Nathan A. Rosenberg is a visiting scholar at the Food Law and Policy Clinic and a consulting attorney for Earthjustice. Nathan has taught agricultural law and policy at the University of Iowa College of Law, the University of Arkansas School of Law, and the New York University Steinhardt School of Culture, Education, and Human Development. He has also worked as a legal fellow for the Natural Resources Defense Council and as director of the Delta Directions Consortium.
Regan J. Plekenpol joined the Food Law and Policy Clinic in 2021 as a Program Coordinator after long-term work with the team as a graduate student research assistant. Her portfolio currently focuses on international and domestic food waste mitigation and food donation policy. She is passionate about the intersection of food systems and the environment, with a keen interest in improving access to nutritious and sustainable food sources.
Regan received her B.A. in Government (Public Policy) and Human Centered Design from Dartmouth College in 2017 and graduated with an MPH in Nutrition from Harvard T.H. Chan School of Public Health in 2021. She is also a NBME-Certified Health and Wellness Coach (NBC-HWC), specializing in functional integrative nutrition.
In the News
How to make better use of food banks to address hunger and inefficient food systems
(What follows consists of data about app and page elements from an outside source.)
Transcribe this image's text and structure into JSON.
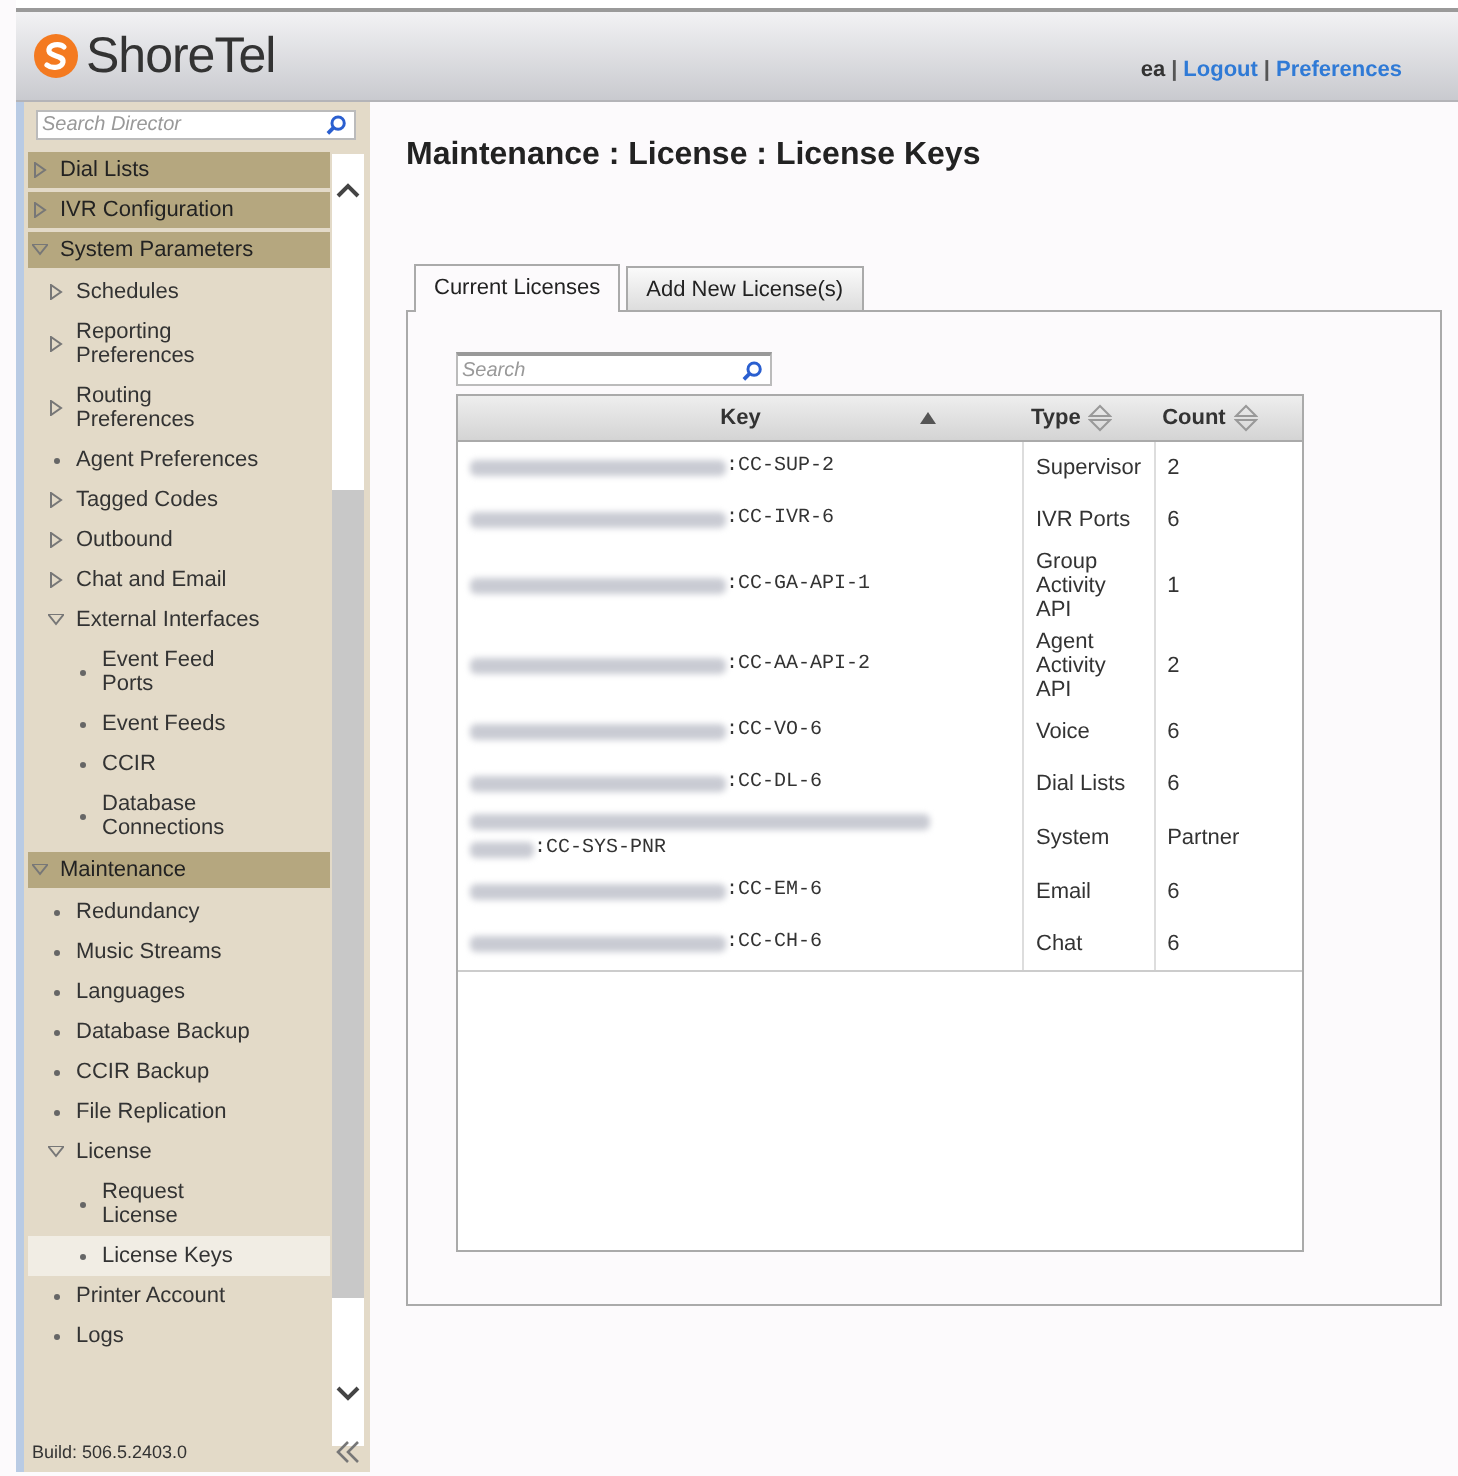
{
  "header": {
    "logo": "ShoreTel",
    "nav": [
      {
        "kind": "user",
        "label": "ea"
      },
      {
        "kind": "separator",
        "label": "|"
      },
      {
        "kind": "link",
        "label": "Logout"
      },
      {
        "kind": "separator",
        "label": "|"
      },
      {
        "kind": "link",
        "label": "Preferences"
      }
    ]
  },
  "sidebar": {
    "search": {
      "placeholder": "Search Director"
    },
    "items": [
      {
        "label": "Dial Lists",
        "kind": "folder",
        "expanded": false,
        "selected": false
      },
      {
        "label": "IVR Configuration",
        "kind": "folder",
        "expanded": false,
        "selected": false
      },
      {
        "label": "System Parameters",
        "kind": "folder",
        "expanded": true,
        "selected": false,
        "children": [
          {
            "label": "Schedules",
            "kind": "folder",
            "expanded": false,
            "selected": false
          },
          {
            "label": "Reporting Preferences",
            "kind": "folder",
            "expanded": false,
            "selected": false
          },
          {
            "label": "Routing Preferences",
            "kind": "folder",
            "expanded": false,
            "selected": false
          },
          {
            "label": "Agent Preferences",
            "kind": "leaf",
            "selected": false
          },
          {
            "label": "Tagged Codes",
            "kind": "folder",
            "expanded": false,
            "selected": false
          },
          {
            "label": "Outbound",
            "kind": "folder",
            "expanded": false,
            "selected": false
          },
          {
            "label": "Chat and Email",
            "kind": "folder",
            "expanded": false,
            "selected": false
          },
          {
            "label": "External Interfaces",
            "kind": "folder",
            "expanded": true,
            "selected": false,
            "children": [
              {
                "label": "Event Feed Ports",
                "kind": "leaf",
                "selected": false
              },
              {
                "label": "Event Feeds",
                "kind": "leaf",
                "selected": false
              },
              {
                "label": "CCIR",
                "kind": "leaf",
                "selected": false
              },
              {
                "label": "Database Connections",
                "kind": "leaf",
                "selected": false
              }
            ]
          }
        ]
      },
      {
        "label": "Maintenance",
        "kind": "folder",
        "expanded": true,
        "selected": false,
        "children": [
          {
            "label": "Redundancy",
            "kind": "leaf",
            "selected": false
          },
          {
            "label": "Music Streams",
            "kind": "leaf",
            "selected": false
          },
          {
            "label": "Languages",
            "kind": "leaf",
            "selected": false
          },
          {
            "label": "Database Backup",
            "kind": "leaf",
            "selected": false
          },
          {
            "label": "CCIR Backup",
            "kind": "leaf",
            "selected": false
          },
          {
            "label": "File Replication",
            "kind": "leaf",
            "selected": false
          },
          {
            "label": "License",
            "kind": "folder",
            "expanded": true,
            "selected": false,
            "children": [
              {
                "label": "Request License",
                "kind": "leaf",
                "selected": false
              },
              {
                "label": "License Keys",
                "kind": "leaf",
                "selected": true
              }
            ]
          },
          {
            "label": "Printer Account",
            "kind": "leaf",
            "selected": false
          },
          {
            "label": "Logs",
            "kind": "leaf",
            "selected": false
          }
        ]
      }
    ],
    "build": "Build: 506.5.2403.0"
  },
  "page_title": "Maintenance : License : License Keys",
  "tabs": [
    {
      "label": "Current Licenses",
      "selected": true
    },
    {
      "label": "Add New License(s)",
      "selected": false
    }
  ],
  "table": {
    "search": {
      "placeholder": "Search"
    },
    "columns": [
      {
        "label": "Key",
        "sorted": true
      },
      {
        "label": "Type",
        "sorted": false
      },
      {
        "label": "Count",
        "sorted": false
      }
    ],
    "rows": [
      {
        "key": ":CC-SUP-2",
        "kind": "single",
        "type": "Supervisor",
        "count": "2"
      },
      {
        "key": ":CC-IVR-6",
        "kind": "single",
        "type": "IVR Ports",
        "count": "6"
      },
      {
        "key": ":CC-GA-API-1",
        "kind": "single",
        "type": "Group Activity API",
        "count": "1"
      },
      {
        "key": ":CC-AA-API-2",
        "kind": "single",
        "type": "Agent Activity API",
        "count": "2"
      },
      {
        "key": ":CC-VO-6",
        "kind": "single",
        "type": "Voice",
        "count": "6"
      },
      {
        "key": ":CC-DL-6",
        "kind": "single",
        "type": "Dial Lists",
        "count": "6"
      },
      {
        "key": ":CC-SYS-PNR",
        "kind": "wrapped",
        "type": "System",
        "count": "Partner"
      },
      {
        "key": ":CC-EM-6",
        "kind": "single",
        "type": "Email",
        "count": "6"
      },
      {
        "key": ":CC-CH-6",
        "kind": "single",
        "type": "Chat",
        "count": "6"
      }
    ]
  }
}
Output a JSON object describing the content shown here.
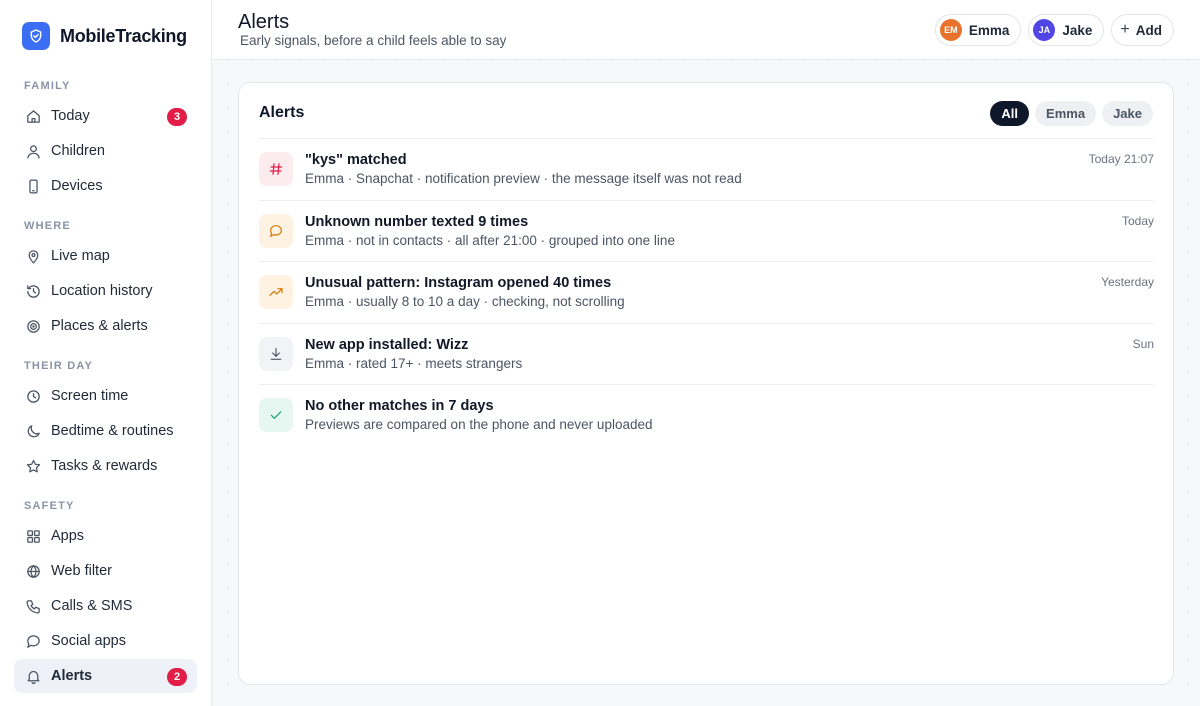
{
  "brand": {
    "name": "MobileTracking"
  },
  "sidebar": {
    "sections": [
      {
        "label": "FAMILY",
        "items": [
          {
            "label": "Today",
            "icon": "home-icon",
            "badge": "3"
          },
          {
            "label": "Children",
            "icon": "person-icon"
          },
          {
            "label": "Devices",
            "icon": "phone-icon"
          }
        ]
      },
      {
        "label": "WHERE",
        "items": [
          {
            "label": "Live map",
            "icon": "map-pin-icon"
          },
          {
            "label": "Location history",
            "icon": "history-icon"
          },
          {
            "label": "Places & alerts",
            "icon": "target-icon"
          }
        ]
      },
      {
        "label": "THEIR DAY",
        "items": [
          {
            "label": "Screen time",
            "icon": "clock-icon"
          },
          {
            "label": "Bedtime & routines",
            "icon": "moon-icon"
          },
          {
            "label": "Tasks & rewards",
            "icon": "star-icon"
          }
        ]
      },
      {
        "label": "SAFETY",
        "items": [
          {
            "label": "Apps",
            "icon": "grid-icon"
          },
          {
            "label": "Web filter",
            "icon": "globe-icon"
          },
          {
            "label": "Calls & SMS",
            "icon": "phone-call-icon"
          },
          {
            "label": "Social apps",
            "icon": "chat-icon"
          },
          {
            "label": "Alerts",
            "icon": "bell-icon",
            "badge": "2",
            "active": true
          }
        ]
      }
    ]
  },
  "header": {
    "title": "Alerts",
    "subtitle": "Early signals, before a child feels able to say",
    "children": [
      {
        "initials": "EM",
        "name": "Emma",
        "color": "#e8722c"
      },
      {
        "initials": "JA",
        "name": "Jake",
        "color": "#4f46e5"
      }
    ],
    "add_label": "Add"
  },
  "card": {
    "title": "Alerts",
    "filters": [
      {
        "label": "All",
        "active": true
      },
      {
        "label": "Emma"
      },
      {
        "label": "Jake"
      }
    ],
    "alerts": [
      {
        "icon": "hash-icon",
        "title": "\"kys\" matched",
        "subtitle": "Emma · Snapchat · notification preview · the message itself was not read",
        "time": "Today 21:07",
        "tint": "#fdecef",
        "color": "#e11d48"
      },
      {
        "icon": "chat-icon",
        "title": "Unknown number texted 9 times",
        "subtitle": "Emma · not in contacts · all after 21:00 · grouped into one line",
        "time": "Today",
        "tint": "#fef3e2",
        "color": "#d97706"
      },
      {
        "icon": "trend-up-icon",
        "title": "Unusual pattern: Instagram opened 40 times",
        "subtitle": "Emma · usually 8 to 10 a day · checking, not scrolling",
        "time": "Yesterday",
        "tint": "#fef3e2",
        "color": "#d97706"
      },
      {
        "icon": "download-icon",
        "title": "New app installed: Wizz",
        "subtitle": "Emma · rated 17+ · meets strangers",
        "time": "Sun",
        "tint": "#f1f3f6",
        "color": "#4b5563"
      },
      {
        "icon": "check-icon",
        "title": "No other matches in 7 days",
        "subtitle": "Previews are compared on the phone and never uploaded",
        "time": "",
        "tint": "#e6f6f1",
        "color": "#0f9f77"
      }
    ]
  }
}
This post was originally written by Emily Broad Leib and Doug O’Brien, and it was published in USA Today on September 28, 2022. As the international community gathers at the […] The post How to make better use of food banks to address hunger and inefficient food systems appeared first on Center For Health […]
September 29, 2022
New Harvard Research Takes Aim at Global Food Donation Laws and Policies to Address Food Waste, Hunger, and Climate Crisis
In advance of the International Day of Awareness on Food Loss and Waste, Harvard Law School Food Law and Policy Clinic shares policy recommendations designed to decrease food waste and […] The post New Harvard Research Takes Aim at Global Food Donation Laws and Policies to Address Food Waste, Hunger, and Climate Crisis appeared […]
September 28, 2022
Lots of Food Gets Tossed. These Apps Let You Buy It, Cheap.
Originally written by Clare Toeniskoetter and published on The New York Times on Sept. 20, 2022. Several companies say they are tackling food waste by connecting people with unsold food […] The post Lots of Food Gets Tossed. These Apps Let You Buy It, Cheap. appeared first on Center For Health Law and Policy […]
September 26, 2022
‘We need to have a coordinated vision’ for food policy
Originally written by Clea Simon and published on Harvard Law Today on Sept. 8 2022. Upcoming White House conference on food and health draws from Harvard Law food strategy blueprint […] The post ‘We need to have a coordinated vision’ for food policy appeared first on Center For Health Law and Policy Innovation […]
September 19, 2022